EXERCISE AIM:
Print the entries exactly as given.

•••••

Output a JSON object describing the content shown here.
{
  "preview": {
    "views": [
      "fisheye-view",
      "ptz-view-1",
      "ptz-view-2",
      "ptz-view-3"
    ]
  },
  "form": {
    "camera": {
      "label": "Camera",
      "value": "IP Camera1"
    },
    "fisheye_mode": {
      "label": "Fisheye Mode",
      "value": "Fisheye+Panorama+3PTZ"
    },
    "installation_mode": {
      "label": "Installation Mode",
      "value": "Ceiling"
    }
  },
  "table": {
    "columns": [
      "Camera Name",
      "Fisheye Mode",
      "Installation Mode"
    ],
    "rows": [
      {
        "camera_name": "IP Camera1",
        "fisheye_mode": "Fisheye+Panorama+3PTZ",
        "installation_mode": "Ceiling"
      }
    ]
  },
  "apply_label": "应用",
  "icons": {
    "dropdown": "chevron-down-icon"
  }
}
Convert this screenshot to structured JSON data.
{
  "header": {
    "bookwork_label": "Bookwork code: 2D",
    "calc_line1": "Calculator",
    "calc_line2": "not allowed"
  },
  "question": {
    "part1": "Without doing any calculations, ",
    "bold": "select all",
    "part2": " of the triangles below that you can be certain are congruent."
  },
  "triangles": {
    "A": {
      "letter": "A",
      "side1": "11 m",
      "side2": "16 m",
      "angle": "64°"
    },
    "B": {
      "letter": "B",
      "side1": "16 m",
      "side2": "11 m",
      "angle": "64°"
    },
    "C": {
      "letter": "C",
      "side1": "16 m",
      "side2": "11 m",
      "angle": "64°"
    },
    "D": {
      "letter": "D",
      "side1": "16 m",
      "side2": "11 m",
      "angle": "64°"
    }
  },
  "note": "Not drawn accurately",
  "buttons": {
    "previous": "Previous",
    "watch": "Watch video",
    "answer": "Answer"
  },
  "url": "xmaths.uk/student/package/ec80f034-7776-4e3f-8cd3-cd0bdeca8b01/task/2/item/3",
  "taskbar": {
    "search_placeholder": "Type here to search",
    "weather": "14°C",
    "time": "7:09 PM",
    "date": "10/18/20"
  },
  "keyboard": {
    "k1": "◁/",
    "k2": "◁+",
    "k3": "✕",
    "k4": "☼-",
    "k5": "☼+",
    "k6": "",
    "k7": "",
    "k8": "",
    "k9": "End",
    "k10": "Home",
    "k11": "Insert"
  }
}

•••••

RESULT:
Output a JSON object describing the content shown here.
{
  "preview": {
    "views": [
      "fisheye-view",
      "ptz-view-1",
      "ptz-view-2",
      "ptz-view-3"
    ]
  },
  "form": {
    "camera": {
      "label": "Camera",
      "value": "IP Camera1"
    },
    "fisheye_mode": {
      "label": "Fisheye Mode",
      "value": "Fisheye+Panorama+3PTZ"
    },
    "installation_mode": {
      "label": "Installation Mode",
      "value": "Ceiling"
    }
  },
  "table": {
    "columns": [
      "Camera Name",
      "Fisheye Mode",
      "Installation Mode"
    ],
    "rows": [
      {
        "camera_name": "IP Camera1",
        "fisheye_mode": "Fisheye+Panorama+3PTZ",
        "installation_mode": "Ceiling"
      }
    ]
  },
  "apply_label": "应用",
  "icons": {
    "dropdown": "chevron-down-icon"
  }
}
Convert this screenshot to structured JSON data.
{
  "header": {
    "bookwork_label": "Bookwork code: 2D",
    "calc_line1": "Calculator",
    "calc_line2": "not allowed"
  },
  "question": {
    "part1": "Without doing any calculations, ",
    "bold": "select all",
    "part2": " of the triangles below that you can be certain are congruent."
  },
  "triangles": {
    "A": {
      "letter": "A",
      "side1": "11 m",
      "side2": "16 m",
      "angle": "64°"
    },
    "B": {
      "letter": "B",
      "side1": "16 m",
      "side2": "11 m",
      "angle": "64°"
    },
    "C": {
      "letter": "C",
      "side1": "16 m",
      "side2": "11 m",
      "angle": "64°"
    },
    "D": {
      "letter": "D",
      "side1": "16 m",
      "side2": "11 m",
      "angle": "64°"
    }
  },
  "note": "Not drawn accurately",
  "buttons": {
    "previous": "Previous",
    "watch": "Watch video",
    "answer": "Answer"
  },
  "url": "xmaths.uk/student/package/ec80f034-7776-4e3f-8cd3-cd0bdeca8b01/task/2/item/3",
  "taskbar": {
    "search_placeholder": "Type here to search",
    "weather": "14°C",
    "time": "7:09 PM",
    "date": "10/18/20"
  },
  "keyboard": {
    "k1": "◁/",
    "k2": "◁+",
    "k3": "✕",
    "k4": "☼-",
    "k5": "☼+",
    "k6": "",
    "k7": "",
    "k8": "",
    "k9": "End",
    "k10": "Home",
    "k11": "Insert"
  }
}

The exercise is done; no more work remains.